Records supplied >>
▬▬▬▬▬▬▬▬▬▬

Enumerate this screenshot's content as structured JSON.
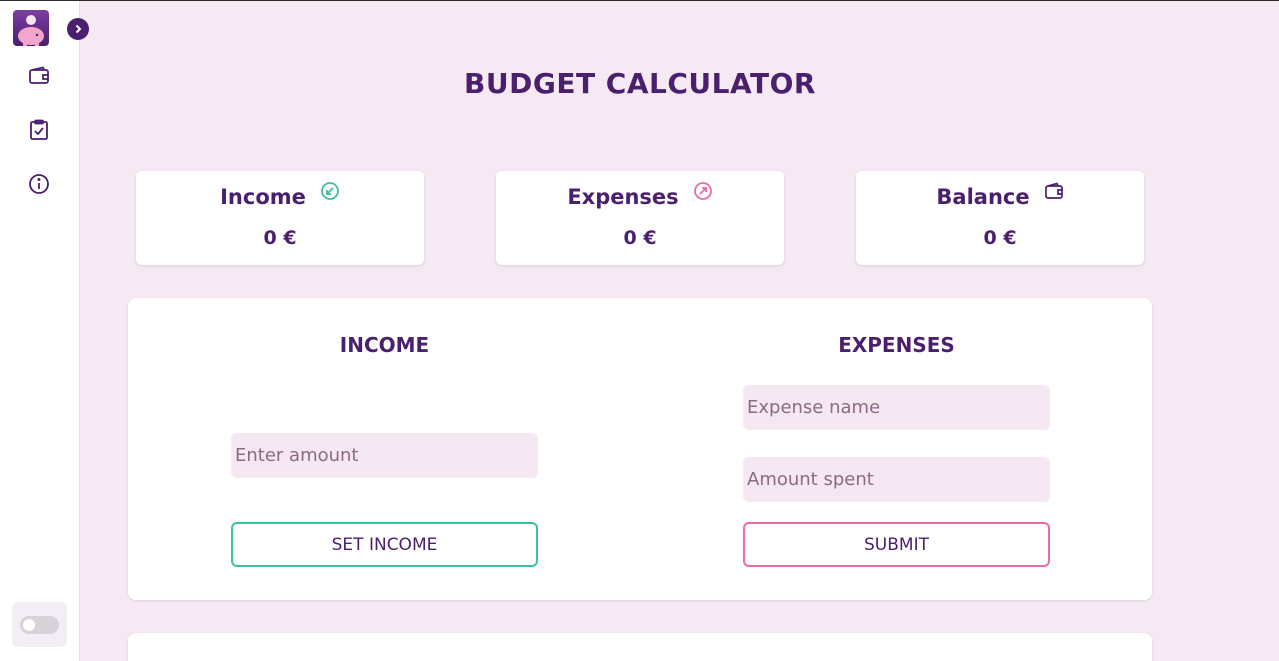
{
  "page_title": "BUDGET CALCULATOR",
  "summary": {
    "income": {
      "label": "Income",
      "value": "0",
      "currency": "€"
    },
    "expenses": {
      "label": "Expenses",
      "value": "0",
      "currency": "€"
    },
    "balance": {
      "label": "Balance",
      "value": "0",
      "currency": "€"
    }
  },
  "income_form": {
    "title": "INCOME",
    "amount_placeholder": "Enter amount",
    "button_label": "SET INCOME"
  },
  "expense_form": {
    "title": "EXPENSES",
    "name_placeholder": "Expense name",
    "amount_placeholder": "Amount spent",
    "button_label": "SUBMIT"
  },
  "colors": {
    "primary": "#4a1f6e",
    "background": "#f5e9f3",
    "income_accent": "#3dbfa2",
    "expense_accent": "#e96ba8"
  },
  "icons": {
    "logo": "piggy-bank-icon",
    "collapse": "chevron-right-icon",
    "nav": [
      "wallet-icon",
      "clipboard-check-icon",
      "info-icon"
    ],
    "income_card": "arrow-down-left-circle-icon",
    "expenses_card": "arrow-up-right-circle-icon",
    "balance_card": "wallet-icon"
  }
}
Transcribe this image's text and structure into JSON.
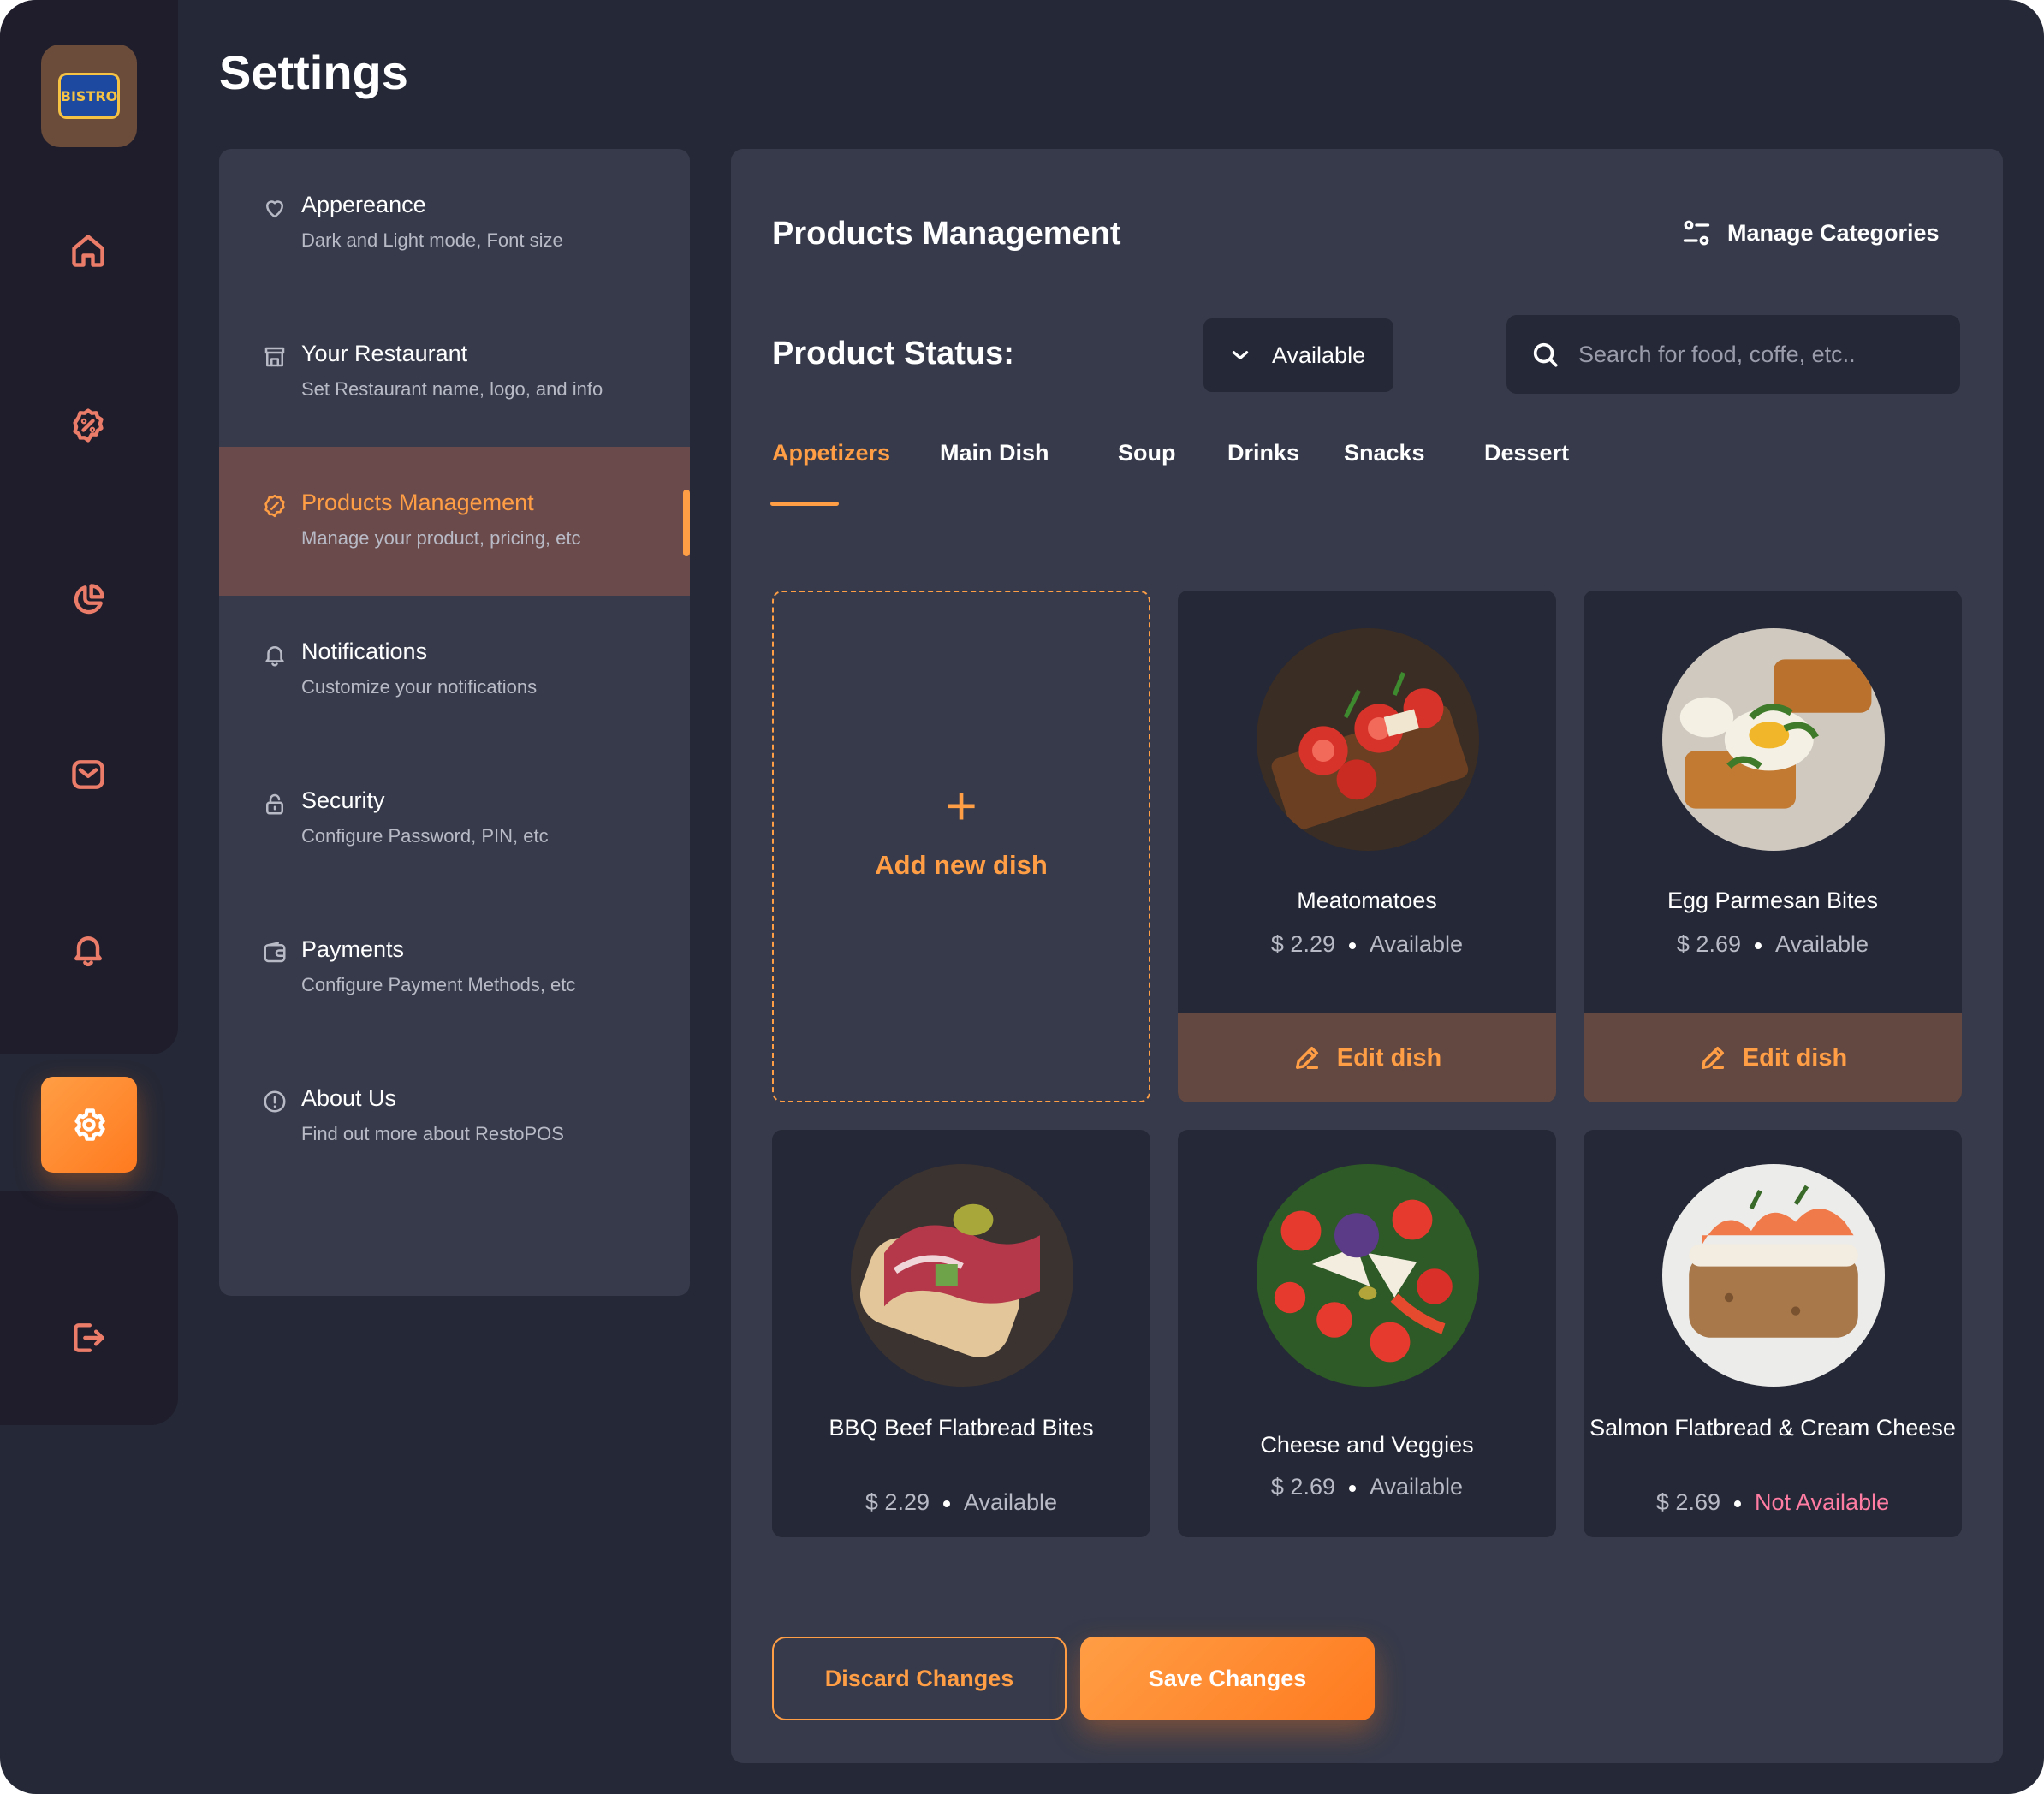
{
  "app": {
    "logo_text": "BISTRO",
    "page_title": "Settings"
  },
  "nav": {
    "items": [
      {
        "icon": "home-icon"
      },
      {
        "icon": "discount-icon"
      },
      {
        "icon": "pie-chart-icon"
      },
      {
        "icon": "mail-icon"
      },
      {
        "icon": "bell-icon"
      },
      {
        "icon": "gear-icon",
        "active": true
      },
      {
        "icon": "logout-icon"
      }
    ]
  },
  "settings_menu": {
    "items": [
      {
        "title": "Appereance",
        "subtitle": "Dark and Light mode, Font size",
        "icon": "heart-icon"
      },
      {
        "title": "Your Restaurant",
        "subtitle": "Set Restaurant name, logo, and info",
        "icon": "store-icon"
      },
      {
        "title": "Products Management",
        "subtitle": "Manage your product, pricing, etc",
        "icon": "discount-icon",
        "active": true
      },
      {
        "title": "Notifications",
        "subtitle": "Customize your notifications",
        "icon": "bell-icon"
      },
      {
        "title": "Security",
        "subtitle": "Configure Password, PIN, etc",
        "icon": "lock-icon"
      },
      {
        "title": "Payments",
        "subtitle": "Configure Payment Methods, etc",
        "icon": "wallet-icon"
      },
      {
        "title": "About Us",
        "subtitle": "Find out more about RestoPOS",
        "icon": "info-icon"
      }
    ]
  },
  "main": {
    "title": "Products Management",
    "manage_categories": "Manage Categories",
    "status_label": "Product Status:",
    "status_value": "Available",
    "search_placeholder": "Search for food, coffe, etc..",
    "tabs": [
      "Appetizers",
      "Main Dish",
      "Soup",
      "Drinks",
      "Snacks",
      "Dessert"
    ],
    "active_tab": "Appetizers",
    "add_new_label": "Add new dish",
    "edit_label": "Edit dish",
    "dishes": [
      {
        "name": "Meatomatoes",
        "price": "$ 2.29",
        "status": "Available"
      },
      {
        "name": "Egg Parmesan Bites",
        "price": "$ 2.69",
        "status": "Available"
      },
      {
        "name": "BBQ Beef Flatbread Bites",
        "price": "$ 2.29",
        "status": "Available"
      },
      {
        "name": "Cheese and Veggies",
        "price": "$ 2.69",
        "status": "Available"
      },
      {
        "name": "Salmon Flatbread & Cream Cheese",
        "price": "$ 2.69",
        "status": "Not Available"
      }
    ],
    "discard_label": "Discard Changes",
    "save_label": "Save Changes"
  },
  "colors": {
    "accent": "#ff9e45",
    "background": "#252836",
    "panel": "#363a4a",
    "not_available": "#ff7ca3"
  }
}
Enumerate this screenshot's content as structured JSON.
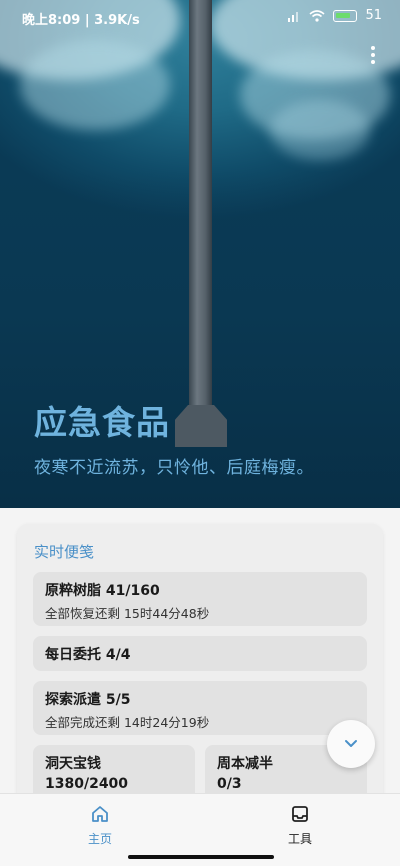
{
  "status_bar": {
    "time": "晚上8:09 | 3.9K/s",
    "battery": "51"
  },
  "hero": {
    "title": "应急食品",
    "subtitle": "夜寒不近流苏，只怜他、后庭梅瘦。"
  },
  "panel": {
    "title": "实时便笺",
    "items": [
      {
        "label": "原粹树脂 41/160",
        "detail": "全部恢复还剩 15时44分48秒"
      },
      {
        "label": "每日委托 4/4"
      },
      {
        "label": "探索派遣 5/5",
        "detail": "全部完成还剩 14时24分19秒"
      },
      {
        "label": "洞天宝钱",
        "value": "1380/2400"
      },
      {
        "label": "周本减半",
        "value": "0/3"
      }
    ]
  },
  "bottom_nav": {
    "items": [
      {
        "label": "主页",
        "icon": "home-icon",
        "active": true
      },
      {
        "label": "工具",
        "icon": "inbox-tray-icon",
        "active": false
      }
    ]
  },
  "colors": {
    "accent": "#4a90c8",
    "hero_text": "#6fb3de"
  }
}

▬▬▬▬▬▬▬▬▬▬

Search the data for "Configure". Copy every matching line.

        "subtitle": "Configure Password, PIN, etc",
        "subtitle": "Configure Payment Methods, etc",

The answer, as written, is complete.